[Your task] Search the data for the string "android" and gather each line it is in.

[Data to process]
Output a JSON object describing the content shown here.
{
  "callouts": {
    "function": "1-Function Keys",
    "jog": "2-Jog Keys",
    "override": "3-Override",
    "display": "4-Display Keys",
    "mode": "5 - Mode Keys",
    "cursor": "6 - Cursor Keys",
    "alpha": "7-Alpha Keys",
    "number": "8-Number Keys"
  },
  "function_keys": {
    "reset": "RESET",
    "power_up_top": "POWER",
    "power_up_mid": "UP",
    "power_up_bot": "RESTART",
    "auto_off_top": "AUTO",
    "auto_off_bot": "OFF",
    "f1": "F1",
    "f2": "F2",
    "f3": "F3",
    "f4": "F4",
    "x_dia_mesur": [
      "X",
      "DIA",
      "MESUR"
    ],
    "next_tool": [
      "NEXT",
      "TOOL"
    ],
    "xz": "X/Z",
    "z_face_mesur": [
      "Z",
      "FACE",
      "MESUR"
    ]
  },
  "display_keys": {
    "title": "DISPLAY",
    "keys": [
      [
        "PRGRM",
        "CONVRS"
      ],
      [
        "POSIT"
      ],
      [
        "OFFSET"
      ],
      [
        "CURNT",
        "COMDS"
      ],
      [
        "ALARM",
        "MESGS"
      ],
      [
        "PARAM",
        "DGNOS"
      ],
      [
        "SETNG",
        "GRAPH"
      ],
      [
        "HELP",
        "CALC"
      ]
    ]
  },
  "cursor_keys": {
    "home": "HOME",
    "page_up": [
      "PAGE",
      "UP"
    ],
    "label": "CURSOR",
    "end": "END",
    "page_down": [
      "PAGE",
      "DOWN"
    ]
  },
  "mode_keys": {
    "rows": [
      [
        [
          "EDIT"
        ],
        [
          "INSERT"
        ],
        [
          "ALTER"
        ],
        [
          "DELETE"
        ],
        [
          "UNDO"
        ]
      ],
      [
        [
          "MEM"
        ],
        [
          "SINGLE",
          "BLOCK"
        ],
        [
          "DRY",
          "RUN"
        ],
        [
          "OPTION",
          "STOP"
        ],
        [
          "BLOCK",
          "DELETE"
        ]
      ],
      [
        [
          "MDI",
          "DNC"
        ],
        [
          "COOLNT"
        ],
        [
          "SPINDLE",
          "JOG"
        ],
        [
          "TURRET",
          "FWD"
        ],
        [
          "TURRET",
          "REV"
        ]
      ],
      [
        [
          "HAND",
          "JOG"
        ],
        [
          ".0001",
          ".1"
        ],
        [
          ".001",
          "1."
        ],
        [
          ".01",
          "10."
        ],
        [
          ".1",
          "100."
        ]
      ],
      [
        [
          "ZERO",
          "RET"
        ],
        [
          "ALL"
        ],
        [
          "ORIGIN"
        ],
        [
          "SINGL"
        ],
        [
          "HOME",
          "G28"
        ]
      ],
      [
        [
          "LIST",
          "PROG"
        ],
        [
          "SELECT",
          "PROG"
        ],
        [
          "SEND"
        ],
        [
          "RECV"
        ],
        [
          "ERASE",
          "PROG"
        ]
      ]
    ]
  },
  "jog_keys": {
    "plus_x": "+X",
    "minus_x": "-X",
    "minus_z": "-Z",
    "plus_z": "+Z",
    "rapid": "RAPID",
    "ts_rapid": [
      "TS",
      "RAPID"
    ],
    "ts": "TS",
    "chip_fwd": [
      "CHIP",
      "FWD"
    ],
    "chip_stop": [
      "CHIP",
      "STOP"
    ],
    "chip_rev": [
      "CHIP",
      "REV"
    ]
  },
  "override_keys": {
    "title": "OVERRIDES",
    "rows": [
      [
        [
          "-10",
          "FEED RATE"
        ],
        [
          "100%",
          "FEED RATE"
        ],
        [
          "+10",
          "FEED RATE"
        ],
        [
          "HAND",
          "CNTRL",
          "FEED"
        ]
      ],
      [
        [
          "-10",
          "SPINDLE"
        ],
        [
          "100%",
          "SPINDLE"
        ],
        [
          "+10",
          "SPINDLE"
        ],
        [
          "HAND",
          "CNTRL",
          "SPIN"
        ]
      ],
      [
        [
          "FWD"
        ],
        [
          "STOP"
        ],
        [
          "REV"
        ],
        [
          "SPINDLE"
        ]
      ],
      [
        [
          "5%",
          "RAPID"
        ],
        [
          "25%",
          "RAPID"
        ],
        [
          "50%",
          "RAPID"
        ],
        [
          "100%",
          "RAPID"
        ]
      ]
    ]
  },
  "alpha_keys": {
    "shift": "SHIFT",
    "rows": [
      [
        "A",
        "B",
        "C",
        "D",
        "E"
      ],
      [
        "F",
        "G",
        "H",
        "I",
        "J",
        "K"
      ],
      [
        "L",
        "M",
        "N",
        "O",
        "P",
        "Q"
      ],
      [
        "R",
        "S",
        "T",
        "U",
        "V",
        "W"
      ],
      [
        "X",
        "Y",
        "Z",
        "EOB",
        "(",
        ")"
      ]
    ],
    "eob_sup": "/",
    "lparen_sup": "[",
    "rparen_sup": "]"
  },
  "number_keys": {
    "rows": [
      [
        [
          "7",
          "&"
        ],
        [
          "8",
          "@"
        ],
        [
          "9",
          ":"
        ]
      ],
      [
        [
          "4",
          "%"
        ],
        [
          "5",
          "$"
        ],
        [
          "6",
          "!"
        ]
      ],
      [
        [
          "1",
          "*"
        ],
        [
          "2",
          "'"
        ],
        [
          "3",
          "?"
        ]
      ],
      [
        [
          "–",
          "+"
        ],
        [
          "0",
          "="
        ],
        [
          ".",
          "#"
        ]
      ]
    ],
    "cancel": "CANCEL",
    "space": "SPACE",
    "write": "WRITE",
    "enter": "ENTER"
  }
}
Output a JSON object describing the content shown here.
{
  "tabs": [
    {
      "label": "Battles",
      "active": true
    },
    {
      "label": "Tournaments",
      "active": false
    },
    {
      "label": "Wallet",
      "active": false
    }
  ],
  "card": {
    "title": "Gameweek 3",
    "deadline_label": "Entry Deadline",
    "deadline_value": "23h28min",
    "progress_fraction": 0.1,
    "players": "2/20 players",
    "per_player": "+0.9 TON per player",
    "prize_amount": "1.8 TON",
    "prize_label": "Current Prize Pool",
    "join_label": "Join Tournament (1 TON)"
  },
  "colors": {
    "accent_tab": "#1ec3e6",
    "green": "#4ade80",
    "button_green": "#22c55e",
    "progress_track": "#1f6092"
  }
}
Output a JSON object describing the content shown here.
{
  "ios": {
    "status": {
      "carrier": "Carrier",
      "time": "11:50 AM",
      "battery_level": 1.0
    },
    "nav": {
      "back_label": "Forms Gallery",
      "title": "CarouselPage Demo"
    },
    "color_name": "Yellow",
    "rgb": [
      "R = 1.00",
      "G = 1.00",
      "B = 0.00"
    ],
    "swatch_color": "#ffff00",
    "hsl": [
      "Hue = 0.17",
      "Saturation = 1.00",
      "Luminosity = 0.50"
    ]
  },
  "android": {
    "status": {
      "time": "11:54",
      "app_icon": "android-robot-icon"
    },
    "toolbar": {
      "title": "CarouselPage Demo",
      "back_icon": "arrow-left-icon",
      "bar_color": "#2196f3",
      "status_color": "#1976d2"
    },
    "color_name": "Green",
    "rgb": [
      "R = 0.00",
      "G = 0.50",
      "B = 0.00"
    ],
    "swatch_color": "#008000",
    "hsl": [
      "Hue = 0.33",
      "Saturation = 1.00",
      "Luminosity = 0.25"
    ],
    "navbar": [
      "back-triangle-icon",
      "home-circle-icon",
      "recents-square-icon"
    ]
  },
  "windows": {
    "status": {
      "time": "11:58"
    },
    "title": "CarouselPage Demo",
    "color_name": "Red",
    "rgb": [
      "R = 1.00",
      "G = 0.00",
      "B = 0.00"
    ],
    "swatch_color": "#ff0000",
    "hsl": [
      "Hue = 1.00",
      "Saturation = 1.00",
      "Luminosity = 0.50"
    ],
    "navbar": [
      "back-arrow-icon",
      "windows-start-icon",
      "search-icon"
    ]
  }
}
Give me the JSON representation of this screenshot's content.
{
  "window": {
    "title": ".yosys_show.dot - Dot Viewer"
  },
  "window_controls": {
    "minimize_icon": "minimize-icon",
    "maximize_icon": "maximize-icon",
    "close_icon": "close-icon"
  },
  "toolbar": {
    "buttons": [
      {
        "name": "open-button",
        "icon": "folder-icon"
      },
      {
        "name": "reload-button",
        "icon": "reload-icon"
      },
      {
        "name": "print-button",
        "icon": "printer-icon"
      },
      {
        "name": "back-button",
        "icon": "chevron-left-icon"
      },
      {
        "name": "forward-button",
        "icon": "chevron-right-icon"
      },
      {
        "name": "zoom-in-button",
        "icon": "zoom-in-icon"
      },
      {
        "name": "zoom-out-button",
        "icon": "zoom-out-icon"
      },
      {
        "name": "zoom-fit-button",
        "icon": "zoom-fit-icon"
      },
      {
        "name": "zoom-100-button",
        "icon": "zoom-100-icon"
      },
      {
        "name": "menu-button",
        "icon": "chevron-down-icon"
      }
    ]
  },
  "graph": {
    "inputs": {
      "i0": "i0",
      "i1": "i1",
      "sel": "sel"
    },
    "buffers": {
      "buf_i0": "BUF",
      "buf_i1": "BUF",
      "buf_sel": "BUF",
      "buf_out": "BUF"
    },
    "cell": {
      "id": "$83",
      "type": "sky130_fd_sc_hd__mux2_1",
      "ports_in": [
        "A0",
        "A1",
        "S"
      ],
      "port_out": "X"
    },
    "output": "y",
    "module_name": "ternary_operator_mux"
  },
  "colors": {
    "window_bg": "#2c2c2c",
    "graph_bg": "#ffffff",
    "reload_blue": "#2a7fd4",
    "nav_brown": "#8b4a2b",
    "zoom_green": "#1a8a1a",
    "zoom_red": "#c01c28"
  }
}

[Result for this task]
  "android": {
      "app_icon": "android-robot-icon"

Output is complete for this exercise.